In temperate areas of the U.S., Spanish moss, also known as Tillandsia usneoide, can be grown outdoor on oak and cypress trees without fear of losing it to killing freezes. Northerners can enjoy it, too, since this tough and determined plant will resurrect when sustained temperatures rise above about 50 degrees Fahrenheit. Whether you're pulling Spanish moss from your own tree to propagate it elsewhere or receiving it as an ordered product, Tillandsia usneoides transplants readily and easily. This unusual, decorative epiphyte is adaptable, durable, undemanding and care- and maintenance-free once established. You'll soon have wispy festoons of Spanish moss waving gently in soft summer breezes.
Remove the Spanish moss from its package immediately upon receipt. Don't allow it to remain unpacked for more than one to two days.
Spread the Spanish moss on the lawn in the shade, using a grass rake for large quantities. Give the mass a gentle spraying with a garden hose to wet it. The strands are loosely interwoven and have a lot of space between them. It's akin to watering a pile of fishing net, but the strands immediately begin absorbing the water. Spanish moss also takes a significant amount of its moisture directly from the air around it. You're just giving it a bit of a jump start, and more water won't be needed once the plant is situated.

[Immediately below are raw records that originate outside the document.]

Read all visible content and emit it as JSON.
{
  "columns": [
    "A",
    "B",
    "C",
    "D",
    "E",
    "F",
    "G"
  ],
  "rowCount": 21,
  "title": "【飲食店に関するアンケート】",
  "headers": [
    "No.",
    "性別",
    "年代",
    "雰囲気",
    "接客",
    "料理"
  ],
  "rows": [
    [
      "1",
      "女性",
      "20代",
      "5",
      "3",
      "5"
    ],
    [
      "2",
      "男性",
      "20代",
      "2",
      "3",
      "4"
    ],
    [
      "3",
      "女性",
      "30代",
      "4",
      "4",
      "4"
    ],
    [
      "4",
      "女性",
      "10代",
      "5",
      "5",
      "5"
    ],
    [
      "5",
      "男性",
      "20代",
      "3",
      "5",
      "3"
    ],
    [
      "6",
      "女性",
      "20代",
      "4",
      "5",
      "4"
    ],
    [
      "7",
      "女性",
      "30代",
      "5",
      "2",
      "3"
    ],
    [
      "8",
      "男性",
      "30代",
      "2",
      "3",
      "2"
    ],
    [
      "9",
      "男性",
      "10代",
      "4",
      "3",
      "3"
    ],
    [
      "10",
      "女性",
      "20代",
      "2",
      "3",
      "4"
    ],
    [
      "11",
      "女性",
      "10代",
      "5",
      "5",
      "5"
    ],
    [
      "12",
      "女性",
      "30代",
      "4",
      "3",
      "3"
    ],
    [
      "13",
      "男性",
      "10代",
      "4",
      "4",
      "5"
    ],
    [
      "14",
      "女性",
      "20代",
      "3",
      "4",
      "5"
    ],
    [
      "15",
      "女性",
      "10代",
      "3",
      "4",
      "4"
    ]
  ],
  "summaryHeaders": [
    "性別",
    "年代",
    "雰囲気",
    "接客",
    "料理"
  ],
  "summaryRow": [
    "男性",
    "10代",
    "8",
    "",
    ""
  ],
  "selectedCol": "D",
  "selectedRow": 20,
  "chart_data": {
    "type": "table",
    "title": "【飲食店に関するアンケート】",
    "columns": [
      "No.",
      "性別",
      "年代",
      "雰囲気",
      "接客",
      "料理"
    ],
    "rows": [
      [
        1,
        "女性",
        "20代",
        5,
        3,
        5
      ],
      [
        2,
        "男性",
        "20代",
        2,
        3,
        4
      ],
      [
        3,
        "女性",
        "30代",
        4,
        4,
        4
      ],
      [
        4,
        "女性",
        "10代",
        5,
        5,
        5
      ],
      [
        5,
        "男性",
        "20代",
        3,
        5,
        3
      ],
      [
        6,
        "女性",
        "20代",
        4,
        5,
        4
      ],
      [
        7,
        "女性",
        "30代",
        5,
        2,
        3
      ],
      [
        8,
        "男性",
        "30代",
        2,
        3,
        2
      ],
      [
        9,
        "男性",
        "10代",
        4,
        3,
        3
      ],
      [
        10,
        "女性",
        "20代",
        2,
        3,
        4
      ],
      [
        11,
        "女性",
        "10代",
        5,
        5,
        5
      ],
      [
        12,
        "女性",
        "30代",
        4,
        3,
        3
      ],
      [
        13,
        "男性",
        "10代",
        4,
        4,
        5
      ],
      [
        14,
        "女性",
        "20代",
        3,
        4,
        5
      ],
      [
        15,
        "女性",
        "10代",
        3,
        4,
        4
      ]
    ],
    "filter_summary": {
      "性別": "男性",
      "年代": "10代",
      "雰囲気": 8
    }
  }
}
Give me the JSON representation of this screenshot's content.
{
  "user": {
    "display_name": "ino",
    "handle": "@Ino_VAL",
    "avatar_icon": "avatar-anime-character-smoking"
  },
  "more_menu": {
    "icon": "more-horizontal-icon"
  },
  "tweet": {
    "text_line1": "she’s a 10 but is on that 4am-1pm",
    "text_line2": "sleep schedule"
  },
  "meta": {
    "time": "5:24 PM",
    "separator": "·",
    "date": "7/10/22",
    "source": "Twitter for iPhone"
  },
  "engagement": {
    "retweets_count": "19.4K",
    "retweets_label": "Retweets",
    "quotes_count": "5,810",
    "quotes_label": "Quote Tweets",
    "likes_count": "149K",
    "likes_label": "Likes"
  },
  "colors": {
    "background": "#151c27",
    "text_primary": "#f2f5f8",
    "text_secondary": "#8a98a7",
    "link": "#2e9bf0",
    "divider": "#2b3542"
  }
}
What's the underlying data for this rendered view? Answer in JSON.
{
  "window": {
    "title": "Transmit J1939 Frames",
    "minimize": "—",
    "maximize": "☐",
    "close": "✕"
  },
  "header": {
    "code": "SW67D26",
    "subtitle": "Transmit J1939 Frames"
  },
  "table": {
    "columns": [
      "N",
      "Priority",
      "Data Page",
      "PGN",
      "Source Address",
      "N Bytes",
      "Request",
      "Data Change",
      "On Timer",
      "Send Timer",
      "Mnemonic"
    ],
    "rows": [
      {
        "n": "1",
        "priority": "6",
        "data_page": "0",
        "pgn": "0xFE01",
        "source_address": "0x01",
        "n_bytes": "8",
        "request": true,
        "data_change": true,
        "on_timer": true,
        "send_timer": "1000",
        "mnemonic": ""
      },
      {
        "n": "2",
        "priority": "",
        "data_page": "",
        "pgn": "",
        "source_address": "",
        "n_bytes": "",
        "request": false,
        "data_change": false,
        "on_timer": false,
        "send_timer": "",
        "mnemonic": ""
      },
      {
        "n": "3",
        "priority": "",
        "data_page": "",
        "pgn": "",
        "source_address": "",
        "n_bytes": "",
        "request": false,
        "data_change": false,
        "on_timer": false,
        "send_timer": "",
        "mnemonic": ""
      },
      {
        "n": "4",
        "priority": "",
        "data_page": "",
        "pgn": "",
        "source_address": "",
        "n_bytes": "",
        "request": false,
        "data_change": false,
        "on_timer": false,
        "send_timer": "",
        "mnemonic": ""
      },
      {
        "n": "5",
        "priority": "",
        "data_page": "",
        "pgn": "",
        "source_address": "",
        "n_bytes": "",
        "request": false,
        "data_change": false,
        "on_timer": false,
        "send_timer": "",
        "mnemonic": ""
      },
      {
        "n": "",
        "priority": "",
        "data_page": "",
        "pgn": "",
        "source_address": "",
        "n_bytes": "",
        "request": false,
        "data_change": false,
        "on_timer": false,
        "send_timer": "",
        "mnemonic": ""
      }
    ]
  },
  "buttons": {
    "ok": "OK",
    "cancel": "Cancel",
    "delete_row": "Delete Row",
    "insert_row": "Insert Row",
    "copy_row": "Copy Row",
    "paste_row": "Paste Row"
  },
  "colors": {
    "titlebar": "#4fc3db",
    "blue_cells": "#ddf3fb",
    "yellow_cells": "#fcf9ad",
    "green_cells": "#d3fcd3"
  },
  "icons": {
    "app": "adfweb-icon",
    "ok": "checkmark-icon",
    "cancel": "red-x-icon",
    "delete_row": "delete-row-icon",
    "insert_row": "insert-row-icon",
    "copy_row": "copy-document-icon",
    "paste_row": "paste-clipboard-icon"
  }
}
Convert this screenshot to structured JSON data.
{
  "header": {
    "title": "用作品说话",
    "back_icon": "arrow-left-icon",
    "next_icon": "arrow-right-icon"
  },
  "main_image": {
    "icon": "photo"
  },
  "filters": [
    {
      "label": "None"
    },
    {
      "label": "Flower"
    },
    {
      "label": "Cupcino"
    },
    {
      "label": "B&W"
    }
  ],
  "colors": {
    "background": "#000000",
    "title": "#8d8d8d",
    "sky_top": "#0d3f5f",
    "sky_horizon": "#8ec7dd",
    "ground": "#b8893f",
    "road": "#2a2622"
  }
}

Allow it to breathe two hours as it rehydrates itself.
Gather the Spanish moss. Place it in a 5-gallon bucket or, if there is a lot of it, put it in a wheelbarrow. Transport to the tree for transplant. Choose spots among tree limbs to transplant the Spanish moss, which needs only one branch to secure itself to. Forks in limbs or large twigs are excellent anchors. The best locations are lower and mid-level branches near the outer edges of the canopy in full or partial sun.
Grab a double handful of the Spanish moss. Separate the strands gently with your fingers. Pull a wad of it from the mass. Don't worry about breaking the strands, which will regenerate in no time. Stuff the wad into the fork of a branch, or hang long strands over it. The Spanish moss will cling to imperfections on the rough bark. It's a lot like decorating a Christmas tree with tinsel.
Stick Spanish moss in higher limbs, using a rake, pole saw or paint roller extension pole. Some like to park a pickup truck under the tree and stand in its bed for this task.
Tie a little bit of cotton twine around the Spanish moss if you're worried about it falling out of the tree.
Spray the transplant with the hose to help situate it in its new home.
Pick moss up from the ground and quickly place it back in its perch if it happens to fall out of the tree, even during the winter. It will be fine.